* _TASK GOAL_
Search the entries for the word "this" and return every line where it is found.

•••

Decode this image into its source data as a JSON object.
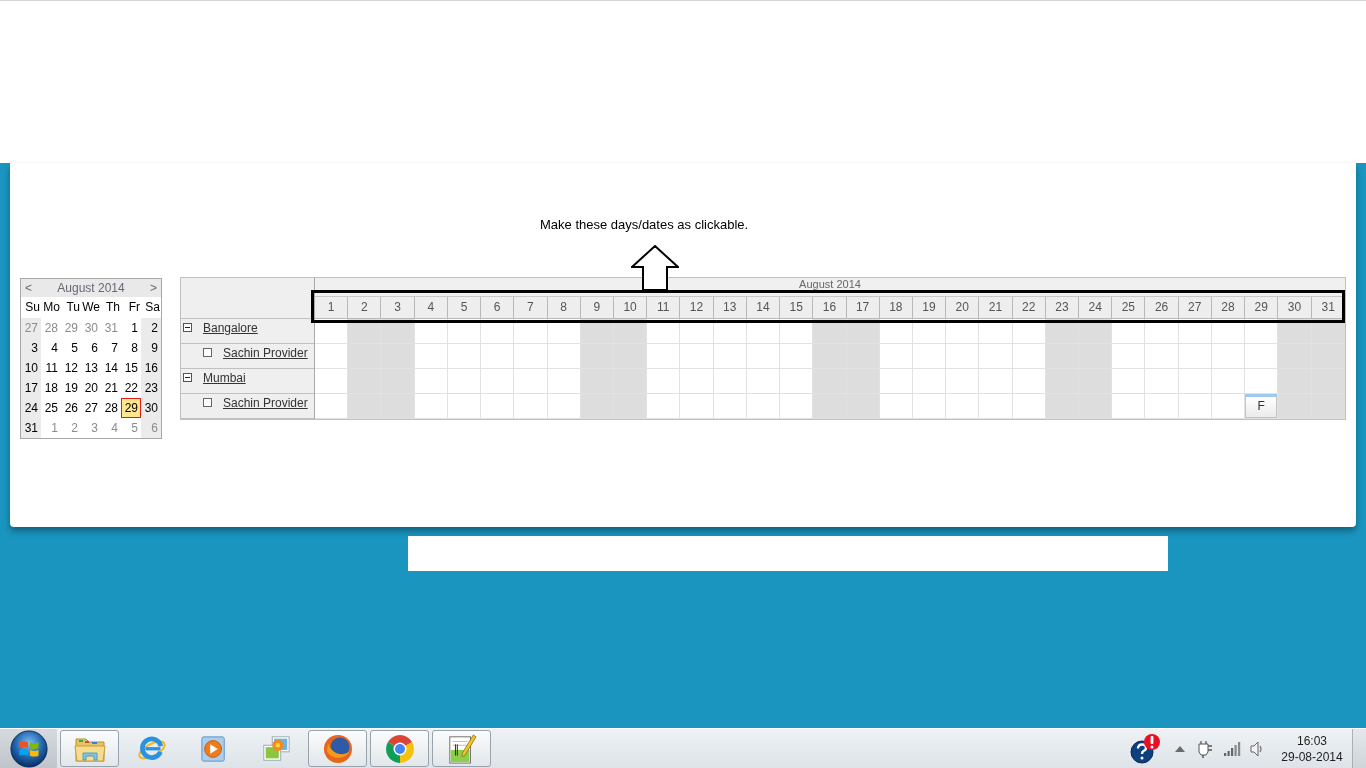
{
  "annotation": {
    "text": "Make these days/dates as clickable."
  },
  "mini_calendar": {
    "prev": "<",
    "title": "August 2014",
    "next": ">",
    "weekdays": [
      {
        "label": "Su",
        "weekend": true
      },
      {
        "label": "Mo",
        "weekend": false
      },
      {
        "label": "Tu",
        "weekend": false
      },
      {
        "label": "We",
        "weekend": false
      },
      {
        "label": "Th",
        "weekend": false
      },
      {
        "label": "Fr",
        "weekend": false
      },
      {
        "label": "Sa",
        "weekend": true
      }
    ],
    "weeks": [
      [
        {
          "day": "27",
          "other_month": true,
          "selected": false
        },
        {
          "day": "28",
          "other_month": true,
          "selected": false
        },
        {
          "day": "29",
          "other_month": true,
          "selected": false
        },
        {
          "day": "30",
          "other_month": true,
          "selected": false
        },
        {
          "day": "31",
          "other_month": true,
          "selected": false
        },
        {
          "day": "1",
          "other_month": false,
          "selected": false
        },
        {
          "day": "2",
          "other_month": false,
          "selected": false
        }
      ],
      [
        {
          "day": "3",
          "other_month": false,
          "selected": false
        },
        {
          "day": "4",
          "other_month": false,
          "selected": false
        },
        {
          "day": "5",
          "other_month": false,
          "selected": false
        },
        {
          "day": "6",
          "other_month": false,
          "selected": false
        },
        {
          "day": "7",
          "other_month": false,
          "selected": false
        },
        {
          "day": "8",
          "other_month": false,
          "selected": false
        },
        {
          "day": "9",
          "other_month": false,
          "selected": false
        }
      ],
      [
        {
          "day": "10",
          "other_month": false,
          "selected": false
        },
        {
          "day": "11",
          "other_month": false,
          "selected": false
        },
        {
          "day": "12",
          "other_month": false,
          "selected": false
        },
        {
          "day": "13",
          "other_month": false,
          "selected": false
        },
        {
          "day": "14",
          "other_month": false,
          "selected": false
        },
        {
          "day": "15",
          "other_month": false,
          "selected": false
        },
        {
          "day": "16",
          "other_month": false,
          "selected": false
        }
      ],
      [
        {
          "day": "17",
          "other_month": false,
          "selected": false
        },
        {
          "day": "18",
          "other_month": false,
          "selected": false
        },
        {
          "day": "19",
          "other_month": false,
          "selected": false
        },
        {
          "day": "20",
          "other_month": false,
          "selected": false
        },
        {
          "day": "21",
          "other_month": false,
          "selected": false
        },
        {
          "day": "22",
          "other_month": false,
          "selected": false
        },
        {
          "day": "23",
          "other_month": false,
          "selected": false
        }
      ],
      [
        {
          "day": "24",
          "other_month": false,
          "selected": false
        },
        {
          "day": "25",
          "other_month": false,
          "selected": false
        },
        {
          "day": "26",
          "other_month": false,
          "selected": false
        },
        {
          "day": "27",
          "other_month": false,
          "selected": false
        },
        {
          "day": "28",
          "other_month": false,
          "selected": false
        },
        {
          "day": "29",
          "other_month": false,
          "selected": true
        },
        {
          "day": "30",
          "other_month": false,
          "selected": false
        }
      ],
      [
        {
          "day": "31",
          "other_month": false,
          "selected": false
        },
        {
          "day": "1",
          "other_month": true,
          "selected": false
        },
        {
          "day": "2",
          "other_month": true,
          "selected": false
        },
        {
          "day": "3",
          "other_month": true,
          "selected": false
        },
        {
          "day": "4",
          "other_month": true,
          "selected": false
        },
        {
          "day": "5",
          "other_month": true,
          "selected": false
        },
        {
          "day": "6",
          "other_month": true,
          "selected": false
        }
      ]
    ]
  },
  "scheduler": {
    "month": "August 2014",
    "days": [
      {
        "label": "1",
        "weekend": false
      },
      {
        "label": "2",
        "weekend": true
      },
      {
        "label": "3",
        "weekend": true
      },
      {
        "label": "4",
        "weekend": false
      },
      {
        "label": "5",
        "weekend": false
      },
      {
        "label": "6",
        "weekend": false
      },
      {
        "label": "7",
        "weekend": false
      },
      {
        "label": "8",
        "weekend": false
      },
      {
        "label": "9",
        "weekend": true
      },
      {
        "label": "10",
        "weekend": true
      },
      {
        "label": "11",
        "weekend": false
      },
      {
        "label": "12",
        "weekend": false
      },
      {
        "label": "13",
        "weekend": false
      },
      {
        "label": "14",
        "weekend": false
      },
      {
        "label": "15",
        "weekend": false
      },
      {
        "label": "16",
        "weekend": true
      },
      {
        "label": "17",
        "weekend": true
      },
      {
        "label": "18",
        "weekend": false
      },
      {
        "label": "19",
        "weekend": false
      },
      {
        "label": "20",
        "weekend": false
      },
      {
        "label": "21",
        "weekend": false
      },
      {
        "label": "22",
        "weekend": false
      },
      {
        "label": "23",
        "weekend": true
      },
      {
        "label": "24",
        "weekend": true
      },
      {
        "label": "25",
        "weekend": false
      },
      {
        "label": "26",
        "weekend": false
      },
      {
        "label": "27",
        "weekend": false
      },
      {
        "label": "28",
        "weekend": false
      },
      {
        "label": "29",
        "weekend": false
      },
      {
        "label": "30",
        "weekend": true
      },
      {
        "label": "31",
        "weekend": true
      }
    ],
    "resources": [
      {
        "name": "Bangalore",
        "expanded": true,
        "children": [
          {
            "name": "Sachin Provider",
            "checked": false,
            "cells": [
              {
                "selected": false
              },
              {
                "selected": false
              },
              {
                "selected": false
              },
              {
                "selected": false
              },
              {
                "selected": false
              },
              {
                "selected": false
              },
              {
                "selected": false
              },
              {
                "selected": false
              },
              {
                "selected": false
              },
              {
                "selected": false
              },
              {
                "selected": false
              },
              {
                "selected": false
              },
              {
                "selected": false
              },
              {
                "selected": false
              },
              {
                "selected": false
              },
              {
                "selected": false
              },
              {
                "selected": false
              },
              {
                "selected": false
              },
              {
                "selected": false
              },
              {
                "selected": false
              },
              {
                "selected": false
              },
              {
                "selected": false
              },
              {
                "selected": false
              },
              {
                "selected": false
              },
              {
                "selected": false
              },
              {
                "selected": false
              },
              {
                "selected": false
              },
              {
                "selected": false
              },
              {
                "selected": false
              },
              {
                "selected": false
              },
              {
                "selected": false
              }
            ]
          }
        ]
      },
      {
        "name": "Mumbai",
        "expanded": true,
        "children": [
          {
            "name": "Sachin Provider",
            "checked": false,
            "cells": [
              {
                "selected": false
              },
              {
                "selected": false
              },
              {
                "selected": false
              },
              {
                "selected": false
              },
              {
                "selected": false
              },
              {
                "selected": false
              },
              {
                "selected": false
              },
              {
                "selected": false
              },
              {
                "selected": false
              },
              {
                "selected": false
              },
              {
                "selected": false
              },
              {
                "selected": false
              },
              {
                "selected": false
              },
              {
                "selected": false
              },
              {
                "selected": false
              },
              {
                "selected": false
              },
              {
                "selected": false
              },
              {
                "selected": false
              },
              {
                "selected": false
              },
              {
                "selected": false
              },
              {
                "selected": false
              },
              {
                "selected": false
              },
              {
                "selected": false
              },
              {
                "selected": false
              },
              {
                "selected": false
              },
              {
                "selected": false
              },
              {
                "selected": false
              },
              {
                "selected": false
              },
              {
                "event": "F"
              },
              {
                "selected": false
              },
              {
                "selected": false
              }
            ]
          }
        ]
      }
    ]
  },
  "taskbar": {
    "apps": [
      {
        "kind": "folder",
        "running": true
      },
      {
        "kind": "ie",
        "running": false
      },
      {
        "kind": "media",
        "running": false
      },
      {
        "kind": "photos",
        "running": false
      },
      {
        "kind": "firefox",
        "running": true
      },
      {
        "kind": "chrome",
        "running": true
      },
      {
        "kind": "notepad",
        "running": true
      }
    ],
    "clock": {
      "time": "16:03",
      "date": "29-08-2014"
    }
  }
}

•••

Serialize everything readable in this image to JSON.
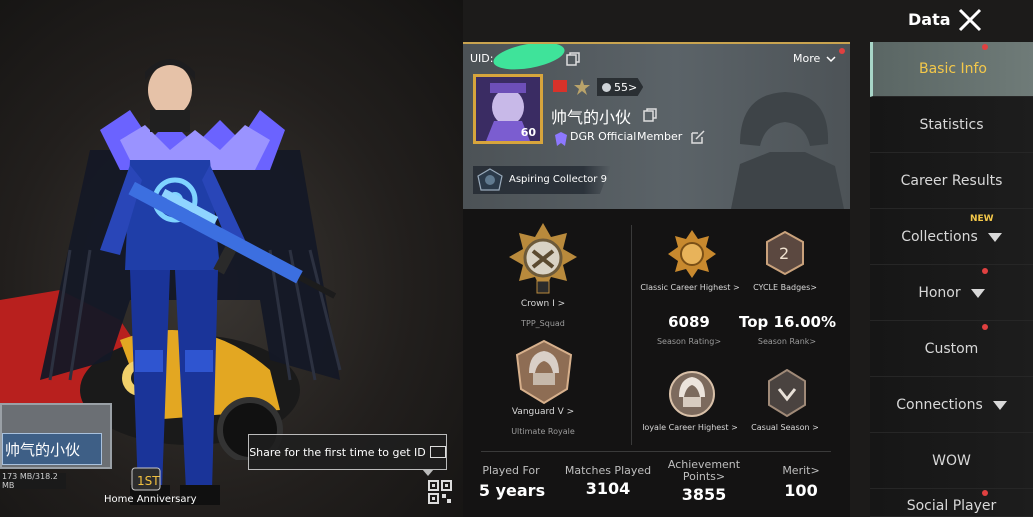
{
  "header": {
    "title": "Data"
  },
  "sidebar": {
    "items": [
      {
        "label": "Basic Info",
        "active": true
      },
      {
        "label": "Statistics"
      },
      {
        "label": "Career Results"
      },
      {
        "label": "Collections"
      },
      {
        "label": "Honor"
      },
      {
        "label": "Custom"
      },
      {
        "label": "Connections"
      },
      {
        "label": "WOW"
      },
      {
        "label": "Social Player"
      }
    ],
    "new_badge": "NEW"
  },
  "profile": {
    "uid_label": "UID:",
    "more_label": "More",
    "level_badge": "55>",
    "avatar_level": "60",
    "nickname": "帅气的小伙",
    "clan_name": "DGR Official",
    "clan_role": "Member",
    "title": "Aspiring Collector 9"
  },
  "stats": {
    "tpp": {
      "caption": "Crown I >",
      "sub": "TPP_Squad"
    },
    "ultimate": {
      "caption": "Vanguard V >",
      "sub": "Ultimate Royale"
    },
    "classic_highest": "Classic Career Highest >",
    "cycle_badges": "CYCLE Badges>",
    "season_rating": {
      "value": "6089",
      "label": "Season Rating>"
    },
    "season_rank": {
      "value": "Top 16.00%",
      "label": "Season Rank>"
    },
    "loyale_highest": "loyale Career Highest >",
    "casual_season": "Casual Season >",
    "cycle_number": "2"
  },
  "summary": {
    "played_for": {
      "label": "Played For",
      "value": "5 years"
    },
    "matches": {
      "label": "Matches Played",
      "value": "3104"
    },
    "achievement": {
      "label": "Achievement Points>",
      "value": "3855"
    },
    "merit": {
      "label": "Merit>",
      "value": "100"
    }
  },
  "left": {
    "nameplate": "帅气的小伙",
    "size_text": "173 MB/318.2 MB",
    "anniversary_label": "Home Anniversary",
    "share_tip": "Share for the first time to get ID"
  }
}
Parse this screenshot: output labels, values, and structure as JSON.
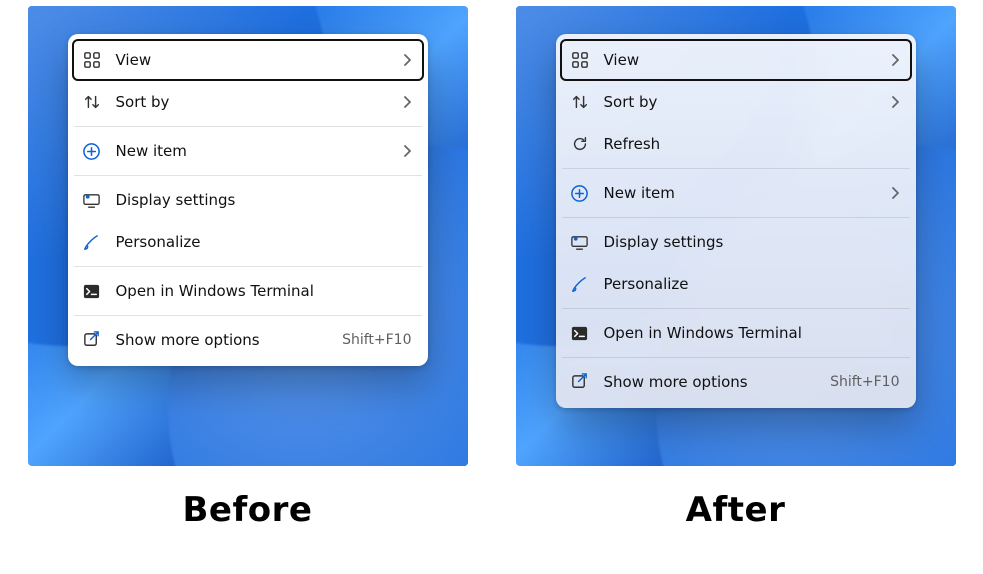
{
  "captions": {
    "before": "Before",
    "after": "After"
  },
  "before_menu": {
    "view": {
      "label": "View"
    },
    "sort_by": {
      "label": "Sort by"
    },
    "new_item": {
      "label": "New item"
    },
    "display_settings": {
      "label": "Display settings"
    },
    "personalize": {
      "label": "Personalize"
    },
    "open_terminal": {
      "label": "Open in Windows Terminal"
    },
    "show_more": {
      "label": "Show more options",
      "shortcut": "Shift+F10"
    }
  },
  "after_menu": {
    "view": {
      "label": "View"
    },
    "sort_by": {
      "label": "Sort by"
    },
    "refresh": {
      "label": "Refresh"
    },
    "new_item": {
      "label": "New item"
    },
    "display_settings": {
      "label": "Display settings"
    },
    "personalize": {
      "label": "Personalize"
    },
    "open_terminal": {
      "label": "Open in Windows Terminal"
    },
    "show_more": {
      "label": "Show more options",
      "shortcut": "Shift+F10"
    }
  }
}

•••

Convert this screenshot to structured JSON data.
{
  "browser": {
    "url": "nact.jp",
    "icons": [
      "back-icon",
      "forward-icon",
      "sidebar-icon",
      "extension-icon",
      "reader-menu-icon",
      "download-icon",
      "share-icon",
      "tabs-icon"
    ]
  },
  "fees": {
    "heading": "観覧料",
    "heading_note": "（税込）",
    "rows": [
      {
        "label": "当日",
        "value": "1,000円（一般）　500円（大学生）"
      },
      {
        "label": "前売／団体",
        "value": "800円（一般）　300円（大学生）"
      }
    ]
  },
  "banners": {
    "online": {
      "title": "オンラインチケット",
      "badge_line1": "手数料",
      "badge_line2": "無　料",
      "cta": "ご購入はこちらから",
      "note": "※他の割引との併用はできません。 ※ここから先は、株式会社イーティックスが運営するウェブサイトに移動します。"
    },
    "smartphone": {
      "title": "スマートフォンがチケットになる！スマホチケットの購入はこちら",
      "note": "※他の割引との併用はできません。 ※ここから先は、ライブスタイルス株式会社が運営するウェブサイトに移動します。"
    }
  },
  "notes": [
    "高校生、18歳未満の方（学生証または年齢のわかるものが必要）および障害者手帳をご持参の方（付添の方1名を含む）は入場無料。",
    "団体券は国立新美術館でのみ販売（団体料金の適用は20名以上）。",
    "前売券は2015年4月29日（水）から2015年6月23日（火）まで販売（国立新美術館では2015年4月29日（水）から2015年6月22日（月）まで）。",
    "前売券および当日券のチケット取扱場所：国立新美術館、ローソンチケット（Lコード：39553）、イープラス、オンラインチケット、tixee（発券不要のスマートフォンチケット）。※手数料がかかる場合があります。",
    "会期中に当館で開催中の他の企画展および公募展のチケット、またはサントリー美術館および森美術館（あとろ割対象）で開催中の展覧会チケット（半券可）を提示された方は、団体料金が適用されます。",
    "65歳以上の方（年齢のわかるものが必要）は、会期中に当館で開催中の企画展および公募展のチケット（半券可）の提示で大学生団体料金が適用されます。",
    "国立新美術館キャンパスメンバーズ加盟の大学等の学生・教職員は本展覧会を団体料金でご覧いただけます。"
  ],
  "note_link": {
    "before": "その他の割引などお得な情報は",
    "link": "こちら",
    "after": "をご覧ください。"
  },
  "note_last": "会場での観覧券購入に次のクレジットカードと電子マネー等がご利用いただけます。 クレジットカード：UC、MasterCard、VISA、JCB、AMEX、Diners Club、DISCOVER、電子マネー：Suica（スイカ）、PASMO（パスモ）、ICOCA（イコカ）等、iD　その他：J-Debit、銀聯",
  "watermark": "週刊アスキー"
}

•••

* _ANSWER FOR THE TASK_
Decode this image into its source data as a JSON object.
Serialize everything readable in this image to JSON.
Parse this screenshot: output labels, values, and structure as JSON.
Convert this screenshot to structured JSON data.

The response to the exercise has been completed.